Adhi. You do not know whose daughter she is, or from what family sprung, whose wife, or what her character. Will you make her your companion, and, if you take her with you, will you give her a shelter in your own home? And if you don't do so, where is the orphan to go to?

Nobokumar pondered for a moment, and said, "Nothing is impossible to me for the sake of my life's preserver. She shall remain with me as my wife."

Adhi. Good; but when your kinsmen and relatives ask you whose wife she is, what will you say? Nobokumar again thought, and said, "Do you tell me all about her, and I will tell them that."

Adhi. Good; but, on the other hand, how can a young man and a young woman go alone together? What will people say? How will you explain the matter to your kinsfolk and relatives? And I, who call this girl mother, how am I to send her alone to a distant country with a young man of whose character I know nothing?"

The king of ghataks[7] was not a bad hand in his profession.

Nobokumar said, "Come with us."

Adhi. I go with you! Then who will perform the worship of Bhobani?

Nobokumar was vexed, and said, "Well then, can't you hit upon some plan?"

Adhi. There is only one plan, and that depends on your noble-mindedness.

Nob. What is that? I will consent to anything. Tell me your plan.

Adhi. Listen. This girl is a Brahman's daughter. I know all about her history. She was kidnapped in her infancy by cruel Christian pirates, and, being shipwrecked, they abandoned her on this seashore. She will tell you all about that hereafter. The Kapálik got hold of her, and was bringing her up for the accomplishment of his vows; and in no long time he would have succeeded in his purpose. The girl is yet a virgin, and her character is thoroughly pure. Do you marry her, and take her to your home. No one will be able to say anything, for I will marry you according to the Shastres.

Nobokumar started up from his bed, and hastily began to walk to and fro. As he made no reply, the Adhikari waited a moment, and said, "Go to sleep now; to-morrow morning I will arouse you. If you like, you can go alone; I will put you on the road to Midnapur. So saying the Adhikari took leave: as he went he muttered to himself, "Can it be that I have forgotten the ghatkali of my native land?"

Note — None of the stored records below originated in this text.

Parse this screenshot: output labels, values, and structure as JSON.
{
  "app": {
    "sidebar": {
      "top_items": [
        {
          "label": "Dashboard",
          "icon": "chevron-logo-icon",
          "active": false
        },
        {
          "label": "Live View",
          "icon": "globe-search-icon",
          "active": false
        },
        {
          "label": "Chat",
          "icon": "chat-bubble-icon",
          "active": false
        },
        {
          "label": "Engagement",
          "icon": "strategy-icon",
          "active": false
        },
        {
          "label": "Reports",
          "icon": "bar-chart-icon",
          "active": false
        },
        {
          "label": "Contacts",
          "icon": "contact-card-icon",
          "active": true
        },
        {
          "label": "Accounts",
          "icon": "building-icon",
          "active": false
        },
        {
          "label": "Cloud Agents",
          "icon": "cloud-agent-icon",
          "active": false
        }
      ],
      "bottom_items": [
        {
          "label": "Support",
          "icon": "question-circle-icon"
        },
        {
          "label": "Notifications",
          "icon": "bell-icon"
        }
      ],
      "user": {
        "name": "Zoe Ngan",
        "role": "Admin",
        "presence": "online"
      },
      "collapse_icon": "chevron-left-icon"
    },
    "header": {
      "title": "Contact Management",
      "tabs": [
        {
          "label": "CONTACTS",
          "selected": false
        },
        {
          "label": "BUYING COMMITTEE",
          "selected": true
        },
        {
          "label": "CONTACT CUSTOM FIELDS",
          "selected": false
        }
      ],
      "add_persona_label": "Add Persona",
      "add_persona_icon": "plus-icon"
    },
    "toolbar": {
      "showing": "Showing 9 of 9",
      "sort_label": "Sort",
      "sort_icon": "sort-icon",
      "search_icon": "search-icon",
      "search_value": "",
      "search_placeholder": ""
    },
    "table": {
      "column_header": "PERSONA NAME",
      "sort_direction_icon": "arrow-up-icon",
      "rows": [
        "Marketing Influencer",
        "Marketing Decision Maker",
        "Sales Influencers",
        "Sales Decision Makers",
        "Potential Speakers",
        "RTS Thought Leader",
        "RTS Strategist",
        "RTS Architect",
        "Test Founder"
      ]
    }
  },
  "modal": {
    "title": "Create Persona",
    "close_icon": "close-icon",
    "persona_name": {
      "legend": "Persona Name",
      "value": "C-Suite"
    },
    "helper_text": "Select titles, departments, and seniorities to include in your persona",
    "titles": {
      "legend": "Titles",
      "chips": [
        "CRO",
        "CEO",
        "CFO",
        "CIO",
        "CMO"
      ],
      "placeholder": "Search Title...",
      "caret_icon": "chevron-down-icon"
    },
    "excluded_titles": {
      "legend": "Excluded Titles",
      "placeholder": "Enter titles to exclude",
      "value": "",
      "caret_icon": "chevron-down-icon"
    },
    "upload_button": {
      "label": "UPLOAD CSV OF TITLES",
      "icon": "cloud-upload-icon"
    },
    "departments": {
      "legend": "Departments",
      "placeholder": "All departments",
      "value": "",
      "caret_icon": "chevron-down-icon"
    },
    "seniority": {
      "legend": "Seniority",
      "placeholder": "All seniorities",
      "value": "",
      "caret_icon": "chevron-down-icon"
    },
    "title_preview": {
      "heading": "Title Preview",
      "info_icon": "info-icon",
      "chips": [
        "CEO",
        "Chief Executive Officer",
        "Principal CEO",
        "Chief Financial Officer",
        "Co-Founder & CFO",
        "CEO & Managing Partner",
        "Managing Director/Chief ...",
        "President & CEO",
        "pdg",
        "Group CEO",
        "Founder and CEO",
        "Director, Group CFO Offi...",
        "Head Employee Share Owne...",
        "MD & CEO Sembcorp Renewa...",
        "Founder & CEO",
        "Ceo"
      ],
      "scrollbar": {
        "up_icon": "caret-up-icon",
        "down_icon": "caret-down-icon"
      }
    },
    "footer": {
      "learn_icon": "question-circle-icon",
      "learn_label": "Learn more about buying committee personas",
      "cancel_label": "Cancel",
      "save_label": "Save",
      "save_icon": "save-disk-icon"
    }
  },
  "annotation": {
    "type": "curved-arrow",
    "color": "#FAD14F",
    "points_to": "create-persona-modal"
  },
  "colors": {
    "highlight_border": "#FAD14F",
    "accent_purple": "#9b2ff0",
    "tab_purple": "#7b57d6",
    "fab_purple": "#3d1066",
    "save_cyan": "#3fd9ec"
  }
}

  1. The month is divided into two halves, the light half and the dark half of the moon. The amabosia is the last day of the dark half, that is, the darkest night of the month.
  2. Sebok, he who does seba or worship, a priest. The word seba also means any service. A wife is said to serve her husband well. A sweeper speaks of his occupation as "gaǹer seba" (service for the village)
  3. The mother, i.e. Kali or Durga. Goddesses are frequently spoken of and addressed as mother; as, for instance, the Ganges, "Gangá má."
  4. Parents frequently address their children affectionately as mother and father. In Orissa old women sometimes address young girls with whom they are on familiar terms as "mousi" (aunt); and Brahman children call their mothers "Bo" or "Bohu," which means daughter-in-law, or the young girl of the family.
  5. Shaha-dharmini. Literally, she who worships along with her husband. Now-a-days the wife may almost be called the husband's substitute in matters of worship. On religious holidays the men of the educated class do not do pooja, but leave their womenkind to do it, just as in England the wife often goes to church for herself and husband also. Women of the upper and middle classes make pilgrimages to Gya and Kási (Benares) and offer up the pindas (sacrificial cakes) for their own as well as for their husband's ancestors, and such pooja is supposed to be as, or nearly as, efficacious as if performed by their husbands.
  6. Purustom or Puri, where is the Temple of Jagannáth. Hither resort from all parts of India except the extreme south the worshippers of Vishnu. The temple and worship were originally Buddhist, as is evident from several peculiarities that still exist. For instance, the sweetmeal or "maháprasád" sold at the temple may be carried away by a man of low caste, and then eaten even by a Brahman. I believe the fact of its passing through the hands of a Mussulman would not prevent the holiest of Hindoos from eating it.
  7. A ghatak is a sort of marriage-monger or broker, who arranges marriages, and gets a fee from both sides. He is supposed to know the history and genealogy of different families.